Segment Open

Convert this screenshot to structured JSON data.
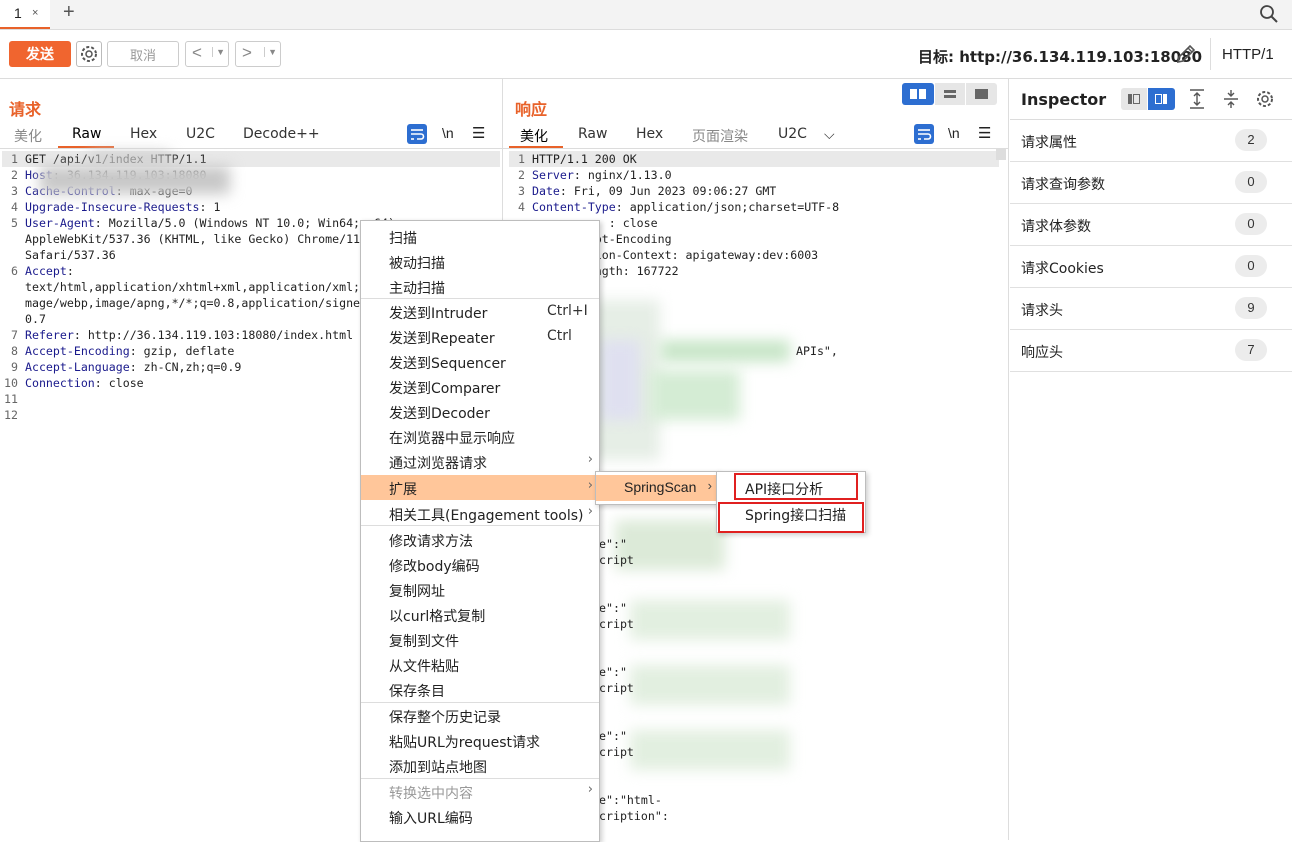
{
  "tabs": {
    "tab_label": "1",
    "close": "×",
    "add": "+"
  },
  "toolbar": {
    "send_label": "发送",
    "cancel_label": "取消",
    "back": "<",
    "forward": ">",
    "target": "目标: http://36.134.119.103:18080",
    "http_version": "HTTP/1"
  },
  "request": {
    "title": "请求",
    "tabs": [
      "美化",
      "Raw",
      "Hex",
      "U2C",
      "Decode++"
    ],
    "active_tab": "Raw",
    "newline_toggle": "\\n",
    "lines": [
      {
        "n": "1",
        "k": "",
        "v": "GET /api/v1/index HTTP/1.1"
      },
      {
        "n": "2",
        "k": "Host",
        "v": ": 36.134.119.103:18080"
      },
      {
        "n": "3",
        "k": "Cache-Control",
        "v": ": max-age=0"
      },
      {
        "n": "4",
        "k": "Upgrade-Insecure-Requests",
        "v": ": 1"
      },
      {
        "n": "5",
        "k": "User-Agent",
        "v": ": Mozilla/5.0 (Windows NT 10.0; Win64; x64)"
      },
      {
        "n": "",
        "k": "",
        "v": "AppleWebKit/537.36 (KHTML, like Gecko) Chrome/114"
      },
      {
        "n": "",
        "k": "",
        "v": "Safari/537.36"
      },
      {
        "n": "6",
        "k": "Accept",
        "v": ":"
      },
      {
        "n": "",
        "k": "",
        "v": "text/html,application/xhtml+xml,application/xml;q"
      },
      {
        "n": "",
        "k": "",
        "v": "mage/webp,image/apng,*/*;q=0.8,application/signed"
      },
      {
        "n": "",
        "k": "",
        "v": "0.7"
      },
      {
        "n": "7",
        "k": "Referer",
        "v": ": http://36.134.119.103:18080/index.html"
      },
      {
        "n": "8",
        "k": "Accept-Encoding",
        "v": ": gzip, deflate"
      },
      {
        "n": "9",
        "k": "Accept-Language",
        "v": ": zh-CN,zh;q=0.9"
      },
      {
        "n": "10",
        "k": "Connection",
        "v": ": close"
      },
      {
        "n": "11",
        "k": "",
        "v": ""
      },
      {
        "n": "12",
        "k": "",
        "v": ""
      }
    ]
  },
  "response": {
    "title": "响应",
    "tabs": [
      "美化",
      "Raw",
      "Hex",
      "页面渲染",
      "U2C"
    ],
    "active_tab": "美化",
    "newline_toggle": "\\n",
    "lines": [
      {
        "n": "1",
        "k": "",
        "v": "HTTP/1.1 200 OK"
      },
      {
        "n": "2",
        "k": "Server",
        "v": ": nginx/1.13.0"
      },
      {
        "n": "3",
        "k": "Date",
        "v": ": Fri, 09 Jun 2023 09:06:27 GMT"
      },
      {
        "n": "4",
        "k": "Content-Type",
        "v": ": application/json;charset=UTF-8"
      },
      {
        "n": "",
        "k": "",
        "v": "           : close"
      },
      {
        "n": "",
        "k": "",
        "v": "         pt-Encoding"
      },
      {
        "n": "",
        "k": "",
        "v": "         ion-Context: apigateway:dev:6003"
      },
      {
        "n": "",
        "k": "",
        "v": "         ngth: 167722"
      }
    ],
    "fragments": [
      "APIs\",",
      "e\":\"",
      "cript",
      "e\":\"",
      "cript",
      "e\":\"",
      "cript",
      "e\":\"",
      "cript",
      "e\":\"html-",
      "cription\":"
    ]
  },
  "inspector": {
    "title": "Inspector",
    "rows": [
      {
        "label": "请求属性",
        "count": "2"
      },
      {
        "label": "请求查询参数",
        "count": "0"
      },
      {
        "label": "请求体参数",
        "count": "0"
      },
      {
        "label": "请求Cookies",
        "count": "0"
      },
      {
        "label": "请求头",
        "count": "9"
      },
      {
        "label": "响应头",
        "count": "7"
      }
    ]
  },
  "context_menu": {
    "items": [
      {
        "label": "扫描"
      },
      {
        "label": "被动扫描"
      },
      {
        "label": "主动扫描"
      },
      {
        "label": "发送到Intruder",
        "shortcut": "Ctrl+I"
      },
      {
        "label": "发送到Repeater",
        "shortcut": "Ctrl"
      },
      {
        "label": "发送到Sequencer"
      },
      {
        "label": "发送到Comparer"
      },
      {
        "label": "发送到Decoder"
      },
      {
        "label": "在浏览器中显示响应"
      },
      {
        "label": "通过浏览器请求"
      },
      {
        "label": "扩展"
      },
      {
        "label": "相关工具(Engagement tools)"
      },
      {
        "label": "修改请求方法"
      },
      {
        "label": "修改body编码"
      },
      {
        "label": "复制网址"
      },
      {
        "label": "以curl格式复制"
      },
      {
        "label": "复制到文件"
      },
      {
        "label": "从文件粘贴"
      },
      {
        "label": "保存条目"
      },
      {
        "label": "保存整个历史记录"
      },
      {
        "label": "粘贴URL为request请求"
      },
      {
        "label": "添加到站点地图"
      },
      {
        "label": "转换选中内容"
      },
      {
        "label": "输入URL编码"
      }
    ],
    "submenu_arrow": "›",
    "extension_submenu": "SpringScan",
    "springscan_items": [
      "API接口分析",
      "Spring接口扫描"
    ]
  }
}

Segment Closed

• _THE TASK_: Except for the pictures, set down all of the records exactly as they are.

• _ANSWER SECTION_:
Convert this screenshot to structured JSON data.
{
  "tabs": {
    "tab_label": "1",
    "close": "×",
    "add": "+"
  },
  "toolbar": {
    "send_label": "发送",
    "cancel_label": "取消",
    "back": "<",
    "forward": ">",
    "target": "目标: http://36.134.119.103:18080",
    "http_version": "HTTP/1"
  },
  "request": {
    "title": "请求",
    "tabs": [
      "美化",
      "Raw",
      "Hex",
      "U2C",
      "Decode++"
    ],
    "active_tab": "Raw",
    "newline_toggle": "\\n",
    "lines": [
      {
        "n": "1",
        "k": "",
        "v": "GET /api/v1/index HTTP/1.1"
      },
      {
        "n": "2",
        "k": "Host",
        "v": ": 36.134.119.103:18080"
      },
      {
        "n": "3",
        "k": "Cache-Control",
        "v": ": max-age=0"
      },
      {
        "n": "4",
        "k": "Upgrade-Insecure-Requests",
        "v": ": 1"
      },
      {
        "n": "5",
        "k": "User-Agent",
        "v": ": Mozilla/5.0 (Windows NT 10.0; Win64; x64)"
      },
      {
        "n": "",
        "k": "",
        "v": "AppleWebKit/537.36 (KHTML, like Gecko) Chrome/114"
      },
      {
        "n": "",
        "k": "",
        "v": "Safari/537.36"
      },
      {
        "n": "6",
        "k": "Accept",
        "v": ":"
      },
      {
        "n": "",
        "k": "",
        "v": "text/html,application/xhtml+xml,application/xml;q"
      },
      {
        "n": "",
        "k": "",
        "v": "mage/webp,image/apng,*/*;q=0.8,application/signed"
      },
      {
        "n": "",
        "k": "",
        "v": "0.7"
      },
      {
        "n": "7",
        "k": "Referer",
        "v": ": http://36.134.119.103:18080/index.html"
      },
      {
        "n": "8",
        "k": "Accept-Encoding",
        "v": ": gzip, deflate"
      },
      {
        "n": "9",
        "k": "Accept-Language",
        "v": ": zh-CN,zh;q=0.9"
      },
      {
        "n": "10",
        "k": "Connection",
        "v": ": close"
      },
      {
        "n": "11",
        "k": "",
        "v": ""
      },
      {
        "n": "12",
        "k": "",
        "v": ""
      }
    ]
  },
  "response": {
    "title": "响应",
    "tabs": [
      "美化",
      "Raw",
      "Hex",
      "页面渲染",
      "U2C"
    ],
    "active_tab": "美化",
    "newline_toggle": "\\n",
    "lines": [
      {
        "n": "1",
        "k": "",
        "v": "HTTP/1.1 200 OK"
      },
      {
        "n": "2",
        "k": "Server",
        "v": ": nginx/1.13.0"
      },
      {
        "n": "3",
        "k": "Date",
        "v": ": Fri, 09 Jun 2023 09:06:27 GMT"
      },
      {
        "n": "4",
        "k": "Content-Type",
        "v": ": application/json;charset=UTF-8"
      },
      {
        "n": "",
        "k": "",
        "v": "           : close"
      },
      {
        "n": "",
        "k": "",
        "v": "         pt-Encoding"
      },
      {
        "n": "",
        "k": "",
        "v": "         ion-Context: apigateway:dev:6003"
      },
      {
        "n": "",
        "k": "",
        "v": "         ngth: 167722"
      }
    ],
    "fragments": [
      "APIs\",",
      "e\":\"",
      "cript",
      "e\":\"",
      "cript",
      "e\":\"",
      "cript",
      "e\":\"",
      "cript",
      "e\":\"html-",
      "cription\":"
    ]
  },
  "inspector": {
    "title": "Inspector",
    "rows": [
      {
        "label": "请求属性",
        "count": "2"
      },
      {
        "label": "请求查询参数",
        "count": "0"
      },
      {
        "label": "请求体参数",
        "count": "0"
      },
      {
        "label": "请求Cookies",
        "count": "0"
      },
      {
        "label": "请求头",
        "count": "9"
      },
      {
        "label": "响应头",
        "count": "7"
      }
    ]
  },
  "context_menu": {
    "items": [
      {
        "label": "扫描"
      },
      {
        "label": "被动扫描"
      },
      {
        "label": "主动扫描"
      },
      {
        "label": "发送到Intruder",
        "shortcut": "Ctrl+I"
      },
      {
        "label": "发送到Repeater",
        "shortcut": "Ctrl"
      },
      {
        "label": "发送到Sequencer"
      },
      {
        "label": "发送到Comparer"
      },
      {
        "label": "发送到Decoder"
      },
      {
        "label": "在浏览器中显示响应"
      },
      {
        "label": "通过浏览器请求"
      },
      {
        "label": "扩展"
      },
      {
        "label": "相关工具(Engagement tools)"
      },
      {
        "label": "修改请求方法"
      },
      {
        "label": "修改body编码"
      },
      {
        "label": "复制网址"
      },
      {
        "label": "以curl格式复制"
      },
      {
        "label": "复制到文件"
      },
      {
        "label": "从文件粘贴"
      },
      {
        "label": "保存条目"
      },
      {
        "label": "保存整个历史记录"
      },
      {
        "label": "粘贴URL为request请求"
      },
      {
        "label": "添加到站点地图"
      },
      {
        "label": "转换选中内容"
      },
      {
        "label": "输入URL编码"
      }
    ],
    "submenu_arrow": "›",
    "extension_submenu": "SpringScan",
    "springscan_items": [
      "API接口分析",
      "Spring接口扫描"
    ]
  }
}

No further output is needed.